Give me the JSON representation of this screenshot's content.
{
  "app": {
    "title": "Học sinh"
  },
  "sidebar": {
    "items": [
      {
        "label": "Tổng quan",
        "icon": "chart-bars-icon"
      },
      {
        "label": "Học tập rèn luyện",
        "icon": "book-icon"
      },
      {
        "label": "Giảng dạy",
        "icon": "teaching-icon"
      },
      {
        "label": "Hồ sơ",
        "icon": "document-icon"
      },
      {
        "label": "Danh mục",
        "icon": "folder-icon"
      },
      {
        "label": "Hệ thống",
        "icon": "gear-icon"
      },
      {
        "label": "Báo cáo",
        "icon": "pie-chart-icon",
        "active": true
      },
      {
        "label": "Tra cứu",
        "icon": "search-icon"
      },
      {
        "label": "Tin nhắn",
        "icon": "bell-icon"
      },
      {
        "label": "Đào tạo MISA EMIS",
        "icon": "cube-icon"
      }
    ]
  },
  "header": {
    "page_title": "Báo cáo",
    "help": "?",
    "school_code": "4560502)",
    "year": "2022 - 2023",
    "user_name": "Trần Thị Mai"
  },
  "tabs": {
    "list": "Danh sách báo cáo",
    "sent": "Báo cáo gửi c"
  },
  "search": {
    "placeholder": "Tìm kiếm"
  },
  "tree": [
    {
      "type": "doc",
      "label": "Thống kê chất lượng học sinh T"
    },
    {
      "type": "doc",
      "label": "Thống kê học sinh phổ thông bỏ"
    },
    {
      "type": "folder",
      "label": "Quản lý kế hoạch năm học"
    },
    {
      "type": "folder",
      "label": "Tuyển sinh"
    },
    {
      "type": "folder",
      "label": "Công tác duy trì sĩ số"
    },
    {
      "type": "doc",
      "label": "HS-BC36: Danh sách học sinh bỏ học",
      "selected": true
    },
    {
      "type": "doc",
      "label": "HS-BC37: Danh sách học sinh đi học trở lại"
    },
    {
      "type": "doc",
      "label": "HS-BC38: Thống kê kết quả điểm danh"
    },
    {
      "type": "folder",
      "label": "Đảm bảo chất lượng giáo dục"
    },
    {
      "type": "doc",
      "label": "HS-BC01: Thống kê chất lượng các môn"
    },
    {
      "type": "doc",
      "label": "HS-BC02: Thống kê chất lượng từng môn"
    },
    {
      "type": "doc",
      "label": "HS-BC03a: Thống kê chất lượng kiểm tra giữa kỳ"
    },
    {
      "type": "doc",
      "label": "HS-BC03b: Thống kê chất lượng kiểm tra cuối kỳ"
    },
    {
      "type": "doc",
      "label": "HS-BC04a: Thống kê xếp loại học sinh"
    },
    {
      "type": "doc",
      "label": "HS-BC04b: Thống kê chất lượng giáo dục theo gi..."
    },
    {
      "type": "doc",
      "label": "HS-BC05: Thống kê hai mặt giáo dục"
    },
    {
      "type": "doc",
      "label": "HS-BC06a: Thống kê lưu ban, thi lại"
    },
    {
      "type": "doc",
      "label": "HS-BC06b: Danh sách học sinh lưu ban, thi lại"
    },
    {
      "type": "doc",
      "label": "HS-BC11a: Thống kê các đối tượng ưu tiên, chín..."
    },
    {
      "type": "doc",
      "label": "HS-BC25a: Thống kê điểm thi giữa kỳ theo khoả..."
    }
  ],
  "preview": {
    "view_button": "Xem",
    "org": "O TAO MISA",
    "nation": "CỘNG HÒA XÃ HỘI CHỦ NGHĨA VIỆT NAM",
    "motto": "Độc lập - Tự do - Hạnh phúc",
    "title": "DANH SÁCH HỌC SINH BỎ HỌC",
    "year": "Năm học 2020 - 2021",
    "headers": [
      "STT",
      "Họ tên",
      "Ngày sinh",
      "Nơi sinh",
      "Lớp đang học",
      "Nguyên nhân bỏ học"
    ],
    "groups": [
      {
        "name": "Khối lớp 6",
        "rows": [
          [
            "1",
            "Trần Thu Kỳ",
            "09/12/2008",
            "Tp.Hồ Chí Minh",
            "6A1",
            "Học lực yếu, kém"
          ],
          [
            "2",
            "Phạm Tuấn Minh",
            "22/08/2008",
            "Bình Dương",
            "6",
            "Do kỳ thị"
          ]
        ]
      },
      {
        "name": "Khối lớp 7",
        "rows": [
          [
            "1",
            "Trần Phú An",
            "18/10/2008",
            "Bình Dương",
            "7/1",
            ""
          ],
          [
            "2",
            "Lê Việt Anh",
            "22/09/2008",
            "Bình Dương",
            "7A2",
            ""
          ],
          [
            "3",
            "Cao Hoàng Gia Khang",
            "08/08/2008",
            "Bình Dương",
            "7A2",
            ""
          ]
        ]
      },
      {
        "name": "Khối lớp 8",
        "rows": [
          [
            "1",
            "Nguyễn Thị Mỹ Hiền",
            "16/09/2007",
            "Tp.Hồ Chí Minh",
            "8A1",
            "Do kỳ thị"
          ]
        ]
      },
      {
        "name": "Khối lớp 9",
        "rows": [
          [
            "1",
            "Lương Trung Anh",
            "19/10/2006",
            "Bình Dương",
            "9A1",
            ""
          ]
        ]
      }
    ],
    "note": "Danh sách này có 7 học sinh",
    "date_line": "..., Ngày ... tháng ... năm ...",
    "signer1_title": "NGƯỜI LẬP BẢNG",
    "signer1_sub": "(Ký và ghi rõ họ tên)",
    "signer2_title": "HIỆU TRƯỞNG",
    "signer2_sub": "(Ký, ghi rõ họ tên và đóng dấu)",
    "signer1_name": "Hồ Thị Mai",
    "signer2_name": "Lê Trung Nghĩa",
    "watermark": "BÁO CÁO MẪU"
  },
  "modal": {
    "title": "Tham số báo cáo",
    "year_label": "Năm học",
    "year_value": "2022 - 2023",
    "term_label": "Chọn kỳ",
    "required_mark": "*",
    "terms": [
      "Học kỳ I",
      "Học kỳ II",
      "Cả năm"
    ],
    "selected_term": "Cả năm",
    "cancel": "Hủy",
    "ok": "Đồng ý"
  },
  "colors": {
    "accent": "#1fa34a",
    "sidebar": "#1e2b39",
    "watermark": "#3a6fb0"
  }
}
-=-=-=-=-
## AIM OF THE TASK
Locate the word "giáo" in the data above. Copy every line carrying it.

## THE ANSWER
      "label": "Đảm bảo chất lượng giáo dục"
      "label": "HS-BC04b: Thống kê chất lượng giáo dục theo gi..."
      "label": "HS-BC05: Thống kê hai mặt giáo dục"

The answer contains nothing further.